Bioengineering tunable porosity in bacterial nanocellulose matrices†
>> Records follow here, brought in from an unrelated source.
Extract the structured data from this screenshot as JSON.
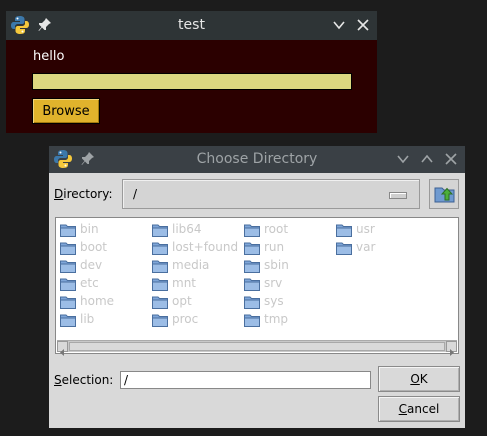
{
  "test_window": {
    "title": "test",
    "label": "hello",
    "entry_value": "",
    "browse_label": "Browse"
  },
  "dialog": {
    "title": "Choose Directory",
    "directory_label_u": "D",
    "directory_label_rest": "irectory:",
    "directory_value": "/",
    "selection_label_u": "S",
    "selection_label_rest": "election:",
    "selection_value": "/",
    "ok_label_u": "O",
    "ok_label_rest": "K",
    "cancel_label_u": "C",
    "cancel_label_rest": "ancel",
    "items": [
      {
        "name": "bin"
      },
      {
        "name": "boot"
      },
      {
        "name": "dev"
      },
      {
        "name": "etc"
      },
      {
        "name": "home"
      },
      {
        "name": "lib"
      },
      {
        "name": "lib64"
      },
      {
        "name": "lost+found"
      },
      {
        "name": "media"
      },
      {
        "name": "mnt"
      },
      {
        "name": "opt"
      },
      {
        "name": "proc"
      },
      {
        "name": "root"
      },
      {
        "name": "run"
      },
      {
        "name": "sbin"
      },
      {
        "name": "srv"
      },
      {
        "name": "sys"
      },
      {
        "name": "tmp"
      },
      {
        "name": "usr"
      },
      {
        "name": "var"
      }
    ]
  },
  "icons": {
    "app": "python-icon",
    "pin": "pin-icon",
    "minimize": "chevron-down-icon",
    "maximize": "chevron-up-icon",
    "close": "close-icon",
    "folder": "folder-icon",
    "up": "folder-up-icon"
  },
  "colors": {
    "test_bg": "#2b0000",
    "entry_bg": "#dcd780",
    "browse_bg": "#e0b32c"
  }
}
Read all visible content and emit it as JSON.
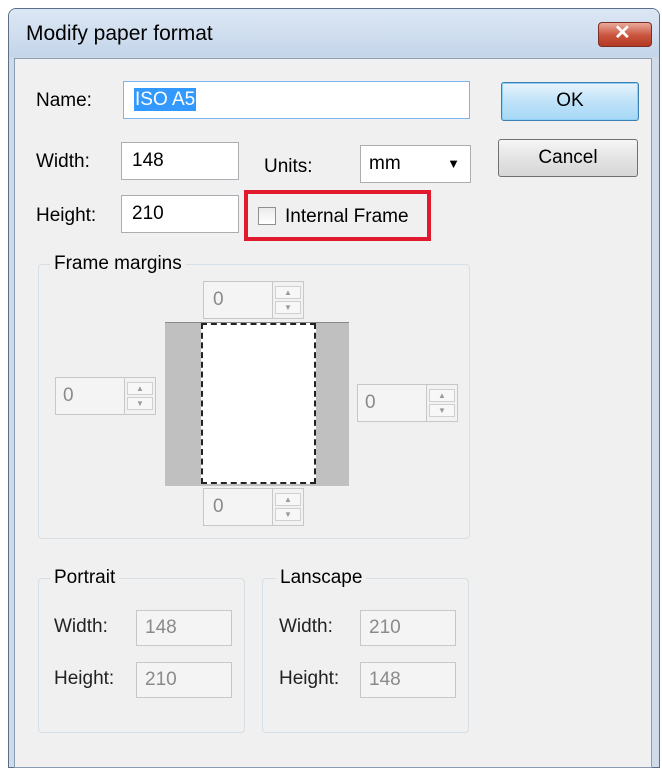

A facile and effective method is described to engineer original bacterial cellulose fibrous networks with tunable porosity. We showed that the pore shape, volume, and size distribution of bacterial nanocellulose membranes can be tailored under appropriate culture conditions specifically carbon sources. Pore characterization techniques such as capillary flow porometry, the bubble point method, and gas adsorption–desorption technique as well as visualization techniques such as scanning electron and atomic force microscopy were utilized to investigate the morphology and shape of the pores within the membranes. Engineering various shape, size and volume characteristics of the pores available in pristine bacterial nanocellulose membranes leads to fabrication and development of eco-friendly materials with required characteristics for a broad range of applications.